Migration is considered an important risk factor for schizophrenia. However, studies on the differences in psychotic symptomatology between immigrants and native patients revealed mixed results. This study compared clinical symptoms and social functioning between immigrant and native patients with schizophrenia in Greece in order to examine the influence of social factors on the disorder’s manifestation and severity. A structured questionnaire including demographic and clinical information was administered to two groups of patients with schizophrenia; the first one was comprised of 65 immigrant patients (38 men and 27 women) and the second included 58 greek patients (35 men and 23 women). Patients’ psychopathology was evaluated by the Positive and Negative Syndrome Scale (PANSS), the Calgary Depression Scale for Schizophrenia (CDSS) and the Global Assessment of Functioning Scale (GAF). The x2 test and the ANOVA were used for the comparisons of categorical and continuous variables respectively between the two groups of patients. Analysis of eigenvalues and multivariate analysis (MANOVA) were also used. Age and duration of illness were significant greater in the greek group of patients. Lack of insight was the only reason of hospitalization of immigrant patients. The immigrant group of patients had significantly lower scores in the negative syndrome subscale, the general psychopathology subscale and the total PANSS scale while they had significantly higher scores in the GAF scale. No between patients’ groups difference was found on CDSS scores. Analysis of eigenvalues and MANOVA revealed that the national group (immigrants vs native) and the reason of admission were the only general variables with significant influence on patients’ psychopathological features and functioning. Consistently with previous studies that have shown better prognosis in immigrant compared to the native patients with schizophrenia, immigrant patients in our study had milder negative and total psychotic symptomatology and were less impaired in terms of global functioning than the greek group. Being an immigrant appears to be an important factor related to these differences between our study groups. A possible explanation of our findings could be that immigrant patients with schizophrenia attending to greek mental health services have been ‘filtered’because of a ‘salmon bias’ type phenomenon; the severe ill usually return to their country of birth due to the lack of financial and social support for immigrant patients in Greece. An alternative hypothesis is that the families and the local communities of immigrant patients with schizophrenia, being tied enough, provide support to their ill members that results in better outcome, especially with respect to negative syndrome and social functioning.

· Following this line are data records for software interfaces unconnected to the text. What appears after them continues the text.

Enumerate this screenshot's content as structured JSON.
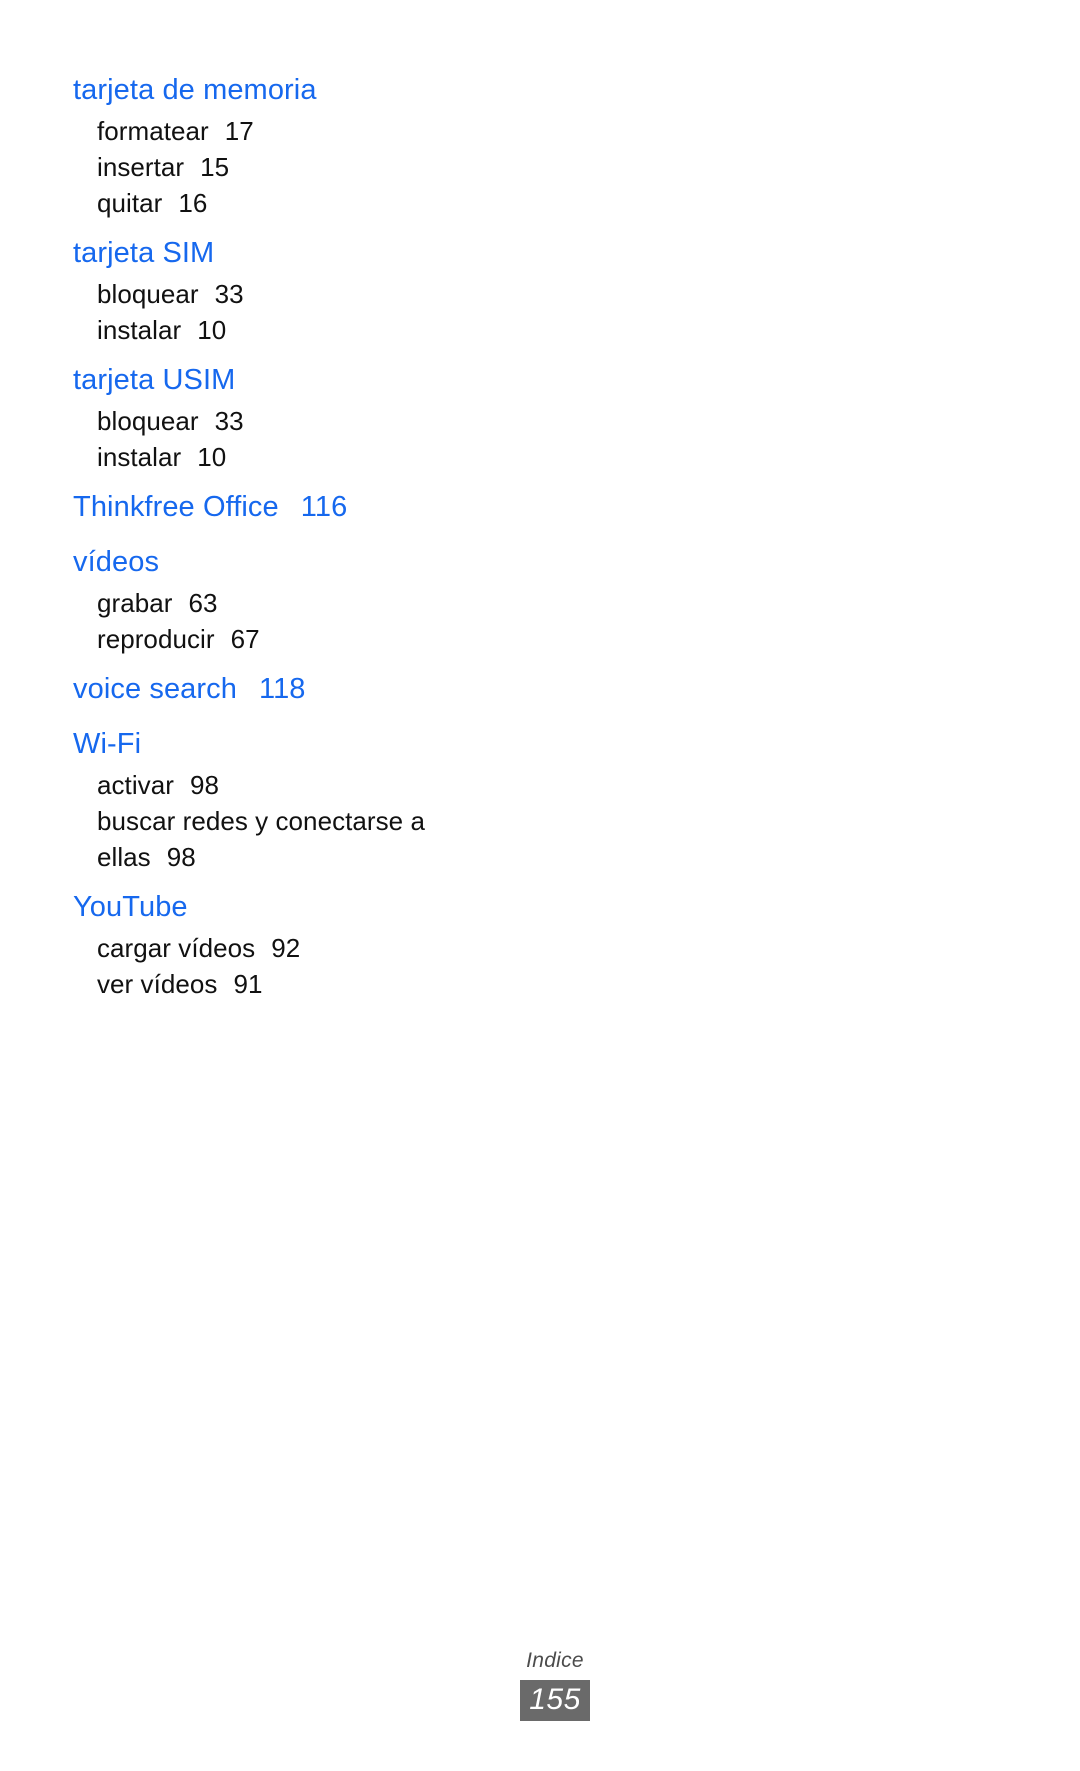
{
  "document": {
    "language": "es",
    "heading_color": "#1668ee",
    "body_color": "#111111",
    "background_color": "#ffffff"
  },
  "index": {
    "groups": [
      {
        "heading": "tarjeta de memoria",
        "heading_page": "",
        "entries": [
          {
            "label": "formatear",
            "page": "17"
          },
          {
            "label": "insertar",
            "page": "15"
          },
          {
            "label": "quitar",
            "page": "16"
          }
        ]
      },
      {
        "heading": "tarjeta SIM",
        "heading_page": "",
        "entries": [
          {
            "label": "bloquear",
            "page": "33"
          },
          {
            "label": "instalar",
            "page": "10"
          }
        ]
      },
      {
        "heading": "tarjeta USIM",
        "heading_page": "",
        "entries": [
          {
            "label": "bloquear",
            "page": "33"
          },
          {
            "label": "instalar",
            "page": "10"
          }
        ]
      },
      {
        "heading": "Thinkfree Office",
        "heading_page": "116",
        "entries": []
      },
      {
        "heading": "vídeos",
        "heading_page": "",
        "entries": [
          {
            "label": "grabar",
            "page": "63"
          },
          {
            "label": "reproducir",
            "page": "67"
          }
        ]
      },
      {
        "heading": "voice search",
        "heading_page": "118",
        "entries": []
      },
      {
        "heading": "Wi-Fi",
        "heading_page": "",
        "entries": [
          {
            "label": "activar",
            "page": "98"
          },
          {
            "label": "buscar redes y conectarse a ellas",
            "page": "98"
          }
        ]
      },
      {
        "heading": "YouTube",
        "heading_page": "",
        "entries": [
          {
            "label": "cargar vídeos",
            "page": "92"
          },
          {
            "label": "ver vídeos",
            "page": "91"
          }
        ]
      }
    ]
  },
  "footer": {
    "label": "Indice",
    "page_number": "155",
    "page_box_color": "#6a6a6a",
    "label_color": "#4c4c4c"
  }
}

Key words: Schizophrenia, migration, positive symptoms, negative symptoms, social functioning.

H. Lempesi, D. Ploumpidis, V.P. Kontaxakis, B.J. Havaki-Kontaxaki, G. Konstantakopoulos, F. Gonidakis, G.N. Papadimitriou (page 319) - Full article